Nobel laureate Bob Dylan, whose early to mid-’60s romantic relationship with Baez is now the stuff of legend, once referred to Baez as “an enchantress” and compared her voice to “that of a siren from off some Greek island.”

Baez performed at the Beacon on Saturday in promotion of her new album Whistle Down the Wind and as part of her since-extended Fare Thee Well Tour.

Baez joins a list of music legends — Paul Simon, Bob Seger, Sir Elton John — who have completed, announced or are currently staging farewell tours.

Baez, at 77, sounds as if the impact of decades of touring has been somewhat benevolent. Her voice has changed, but not for the worse.

The crowd at the nearly sold-out Beacon was overwhelmingly of Baez’s generation. I sat next to a couple who attended the 1963 March on Washington and the 1969 Woodstock Festival — both events at which Baez performed.

While older fans remain dedicated, younger generations largely are not listening to Baez’s music. However, they should be.

Baez sang the first few songs of the night on stage alone, save for the cameraman lingering behind a curtain stage right.

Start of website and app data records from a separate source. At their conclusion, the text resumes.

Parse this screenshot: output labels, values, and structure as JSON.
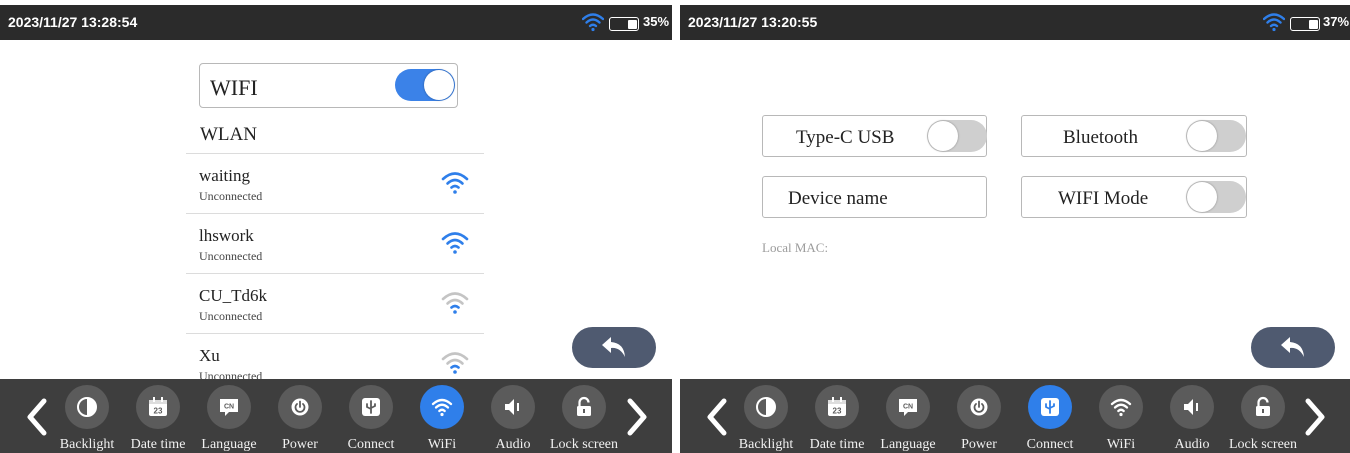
{
  "left": {
    "statusbar": {
      "datetime": "2023/11/27 13:28:54",
      "battery": "35%",
      "battery_level": 0.35
    },
    "wifi_toggle": {
      "label": "WIFI",
      "on": true
    },
    "wlan_header": "WLAN",
    "networks": [
      {
        "ssid": "waiting",
        "status": "Unconnected",
        "signal": "strong"
      },
      {
        "ssid": "lhswork",
        "status": "Unconnected",
        "signal": "strong"
      },
      {
        "ssid": "CU_Td6k",
        "status": "Unconnected",
        "signal": "weak"
      },
      {
        "ssid": "Xu",
        "status": "Unconnected",
        "signal": "weak"
      }
    ],
    "active_tab": "WiFi"
  },
  "right": {
    "statusbar": {
      "datetime": "2023/11/27 13:20:55",
      "battery": "37%",
      "battery_level": 0.37
    },
    "options": {
      "typec": {
        "label": "Type-C USB",
        "on": false
      },
      "bluetooth": {
        "label": "Bluetooth",
        "on": false
      },
      "device_name": {
        "label": "Device name"
      },
      "wifi_mode": {
        "label": "WIFI Mode",
        "on": false
      }
    },
    "local_mac": "Local MAC:",
    "active_tab": "Connect"
  },
  "nav": {
    "items": [
      {
        "label": "Backlight",
        "icon": "contrast-icon"
      },
      {
        "label": "Date time",
        "icon": "calendar-icon"
      },
      {
        "label": "Language",
        "icon": "language-icon"
      },
      {
        "label": "Power",
        "icon": "power-icon"
      },
      {
        "label": "Connect",
        "icon": "usb-icon"
      },
      {
        "label": "WiFi",
        "icon": "wifi-icon"
      },
      {
        "label": "Audio",
        "icon": "speaker-icon"
      },
      {
        "label": "Lock screen",
        "icon": "lock-icon"
      }
    ],
    "calendar_day": "23",
    "language_code": "CN"
  },
  "colors": {
    "accent": "#2f7fea",
    "statusbar": "#2b2b2b",
    "navbar": "#3e3e3e",
    "back_button": "#4f5a70"
  }
}
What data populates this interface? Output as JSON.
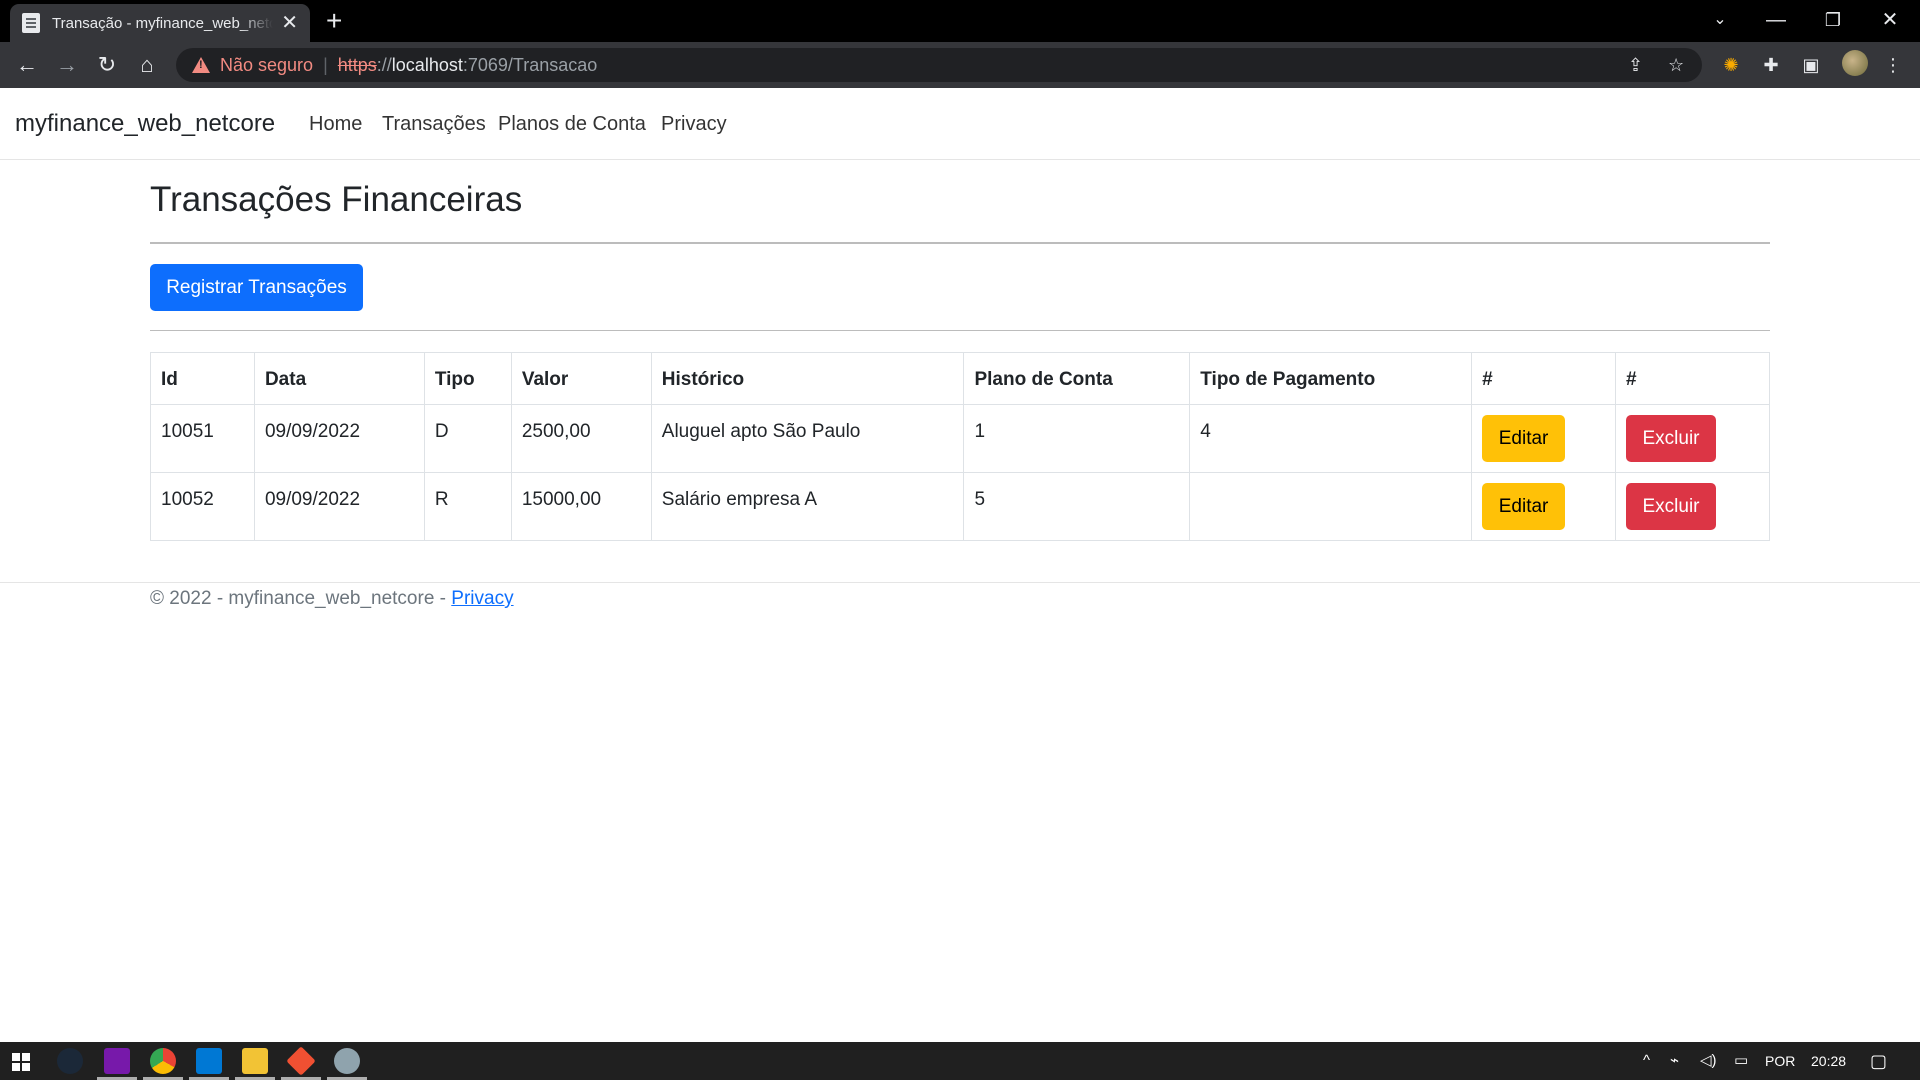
{
  "browser": {
    "tab_title": "Transação - myfinance_web_netcore",
    "url_warning": "Não seguro",
    "url_scheme": "https",
    "url_sep": "://",
    "url_host": "localhost",
    "url_rest": ":7069/Transacao"
  },
  "nav": {
    "brand": "myfinance_web_netcore",
    "links": [
      "Home",
      "Transações",
      "Planos de Conta",
      "Privacy"
    ]
  },
  "page": {
    "title": "Transações Financeiras",
    "register_button": "Registrar Transações"
  },
  "table": {
    "headers": [
      "Id",
      "Data",
      "Tipo",
      "Valor",
      "Histórico",
      "Plano de Conta",
      "Tipo de Pagamento",
      "#",
      "#"
    ],
    "rows": [
      {
        "id": "10051",
        "data": "09/09/2022",
        "tipo": "D",
        "valor": "2500,00",
        "historico": "Aluguel apto São Paulo",
        "plano": "1",
        "pagamento": "4",
        "edit": "Editar",
        "delete": "Excluir"
      },
      {
        "id": "10052",
        "data": "09/09/2022",
        "tipo": "R",
        "valor": "15000,00",
        "historico": "Salário empresa A",
        "plano": "5",
        "pagamento": "",
        "edit": "Editar",
        "delete": "Excluir"
      }
    ]
  },
  "footer": {
    "text": "© 2022 - myfinance_web_netcore - ",
    "link": "Privacy"
  },
  "taskbar": {
    "language": "POR",
    "time": "20:28"
  },
  "colors": {
    "primary": "#0d6efd",
    "warning": "#ffc107",
    "danger": "#dc3545",
    "insecure": "#f28b82"
  }
}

She was later joined by multi-instrumentalist Dirk Powell, percussionist Gabriel Harris (Baez’s son), backup vocalist Grace Stumberg and a young woman who would sprint out stage left with a new guitar and then sprint out of sight in between songs.

The concert included several highlights. Baez delivered a sensitive, tightly controlled rendition of Mary Chapin Carpenter’s “The Things That We Are Made Of.”

Aided by the bass talents of Powell, Baez hit a lower note at the conclusion of the song which sounded, for a brief moment, like 1960s Baez had taken hold of the microphone.

Another highlight was Baez’s performance of “Diamonds and Rust,” one of her most popular songs.

A highly detailed tale of her pain in the years following her breakup with Bob Dylan, any performance of this song is an extraordinarily intimate act, especially with a crowd of strangers aware of the story behind her words.

Her flawless performance of Dylan’s lyrically intricate 1962 song “A Hard Rain’s a-Gonna Fall” provided another stand-out moment.

Baez’s years of activism — marching from Selma to Montgomery in 1965, visiting American POWs in North Vietnam in 1972 — were not absent from the concert.

She encouraged people to vote and to “double-down” on their empathy and compassion in a time which seems fit to render those concepts obsolete, foolish or both.

Her performance of Woody Guthrie’s “Deportee (Plane Wreck at Los Gatos)” aimed to urge the audience, in Baez’s sentiments, to look at what talents immigrants bring instead of imagining what they may steal from us.

Baez also played “The President Sang Amazing Grace,” written by Zoe Mulford, in reference to President Obama’s singing during his 2015 eulogy for victims of the church shooting in Charleston.

Her performance felt imbued with a deeper meaning due to the attendance of two guests which Baez jokingly claimed “upstaged” her: former president Bill Clinton and former Secretary of State Hillary Rodham Clinton.

The audience at the Beacon that night was also treated, due to a request made backstage to Baez by President Clinton, to a rare performance for this current tour.

Baez, doing her best imitation of the president, explained that Clinton and former Madame Secretary are fans of the Robbie Robertson-penned “The Night They Drove Old Dixie Down.”

The Civil War-themed hit was covered by Baez in 1971 and earned her the number three spot on the Billboard Hot 100.

On Saturday, Baez’s performance of “Dixie” prompted an excited audience sing-along.

Thank you, Mr. President.

Dirk Powell was the unsung musician of the night, whose brilliant accompaniment on bass guitar, banjo and piano — among other instruments — did much to heighten the performance.

As of now, the final date of Baez’s tour is May 5, 2019 at the Capitol Theatre in Port Chester.

This is unfortunate, for at a time where America is waging war on itself and the ideals which Baez holds most dear, this may be the time that we need her spirit and her music the most.

A Rock and Roll Hall of Fame inductee, Joan Baez has recorded over 20 albums since 1959’s Folksingers ‘Round Harvard Square. (Courtesy of Wikimedia).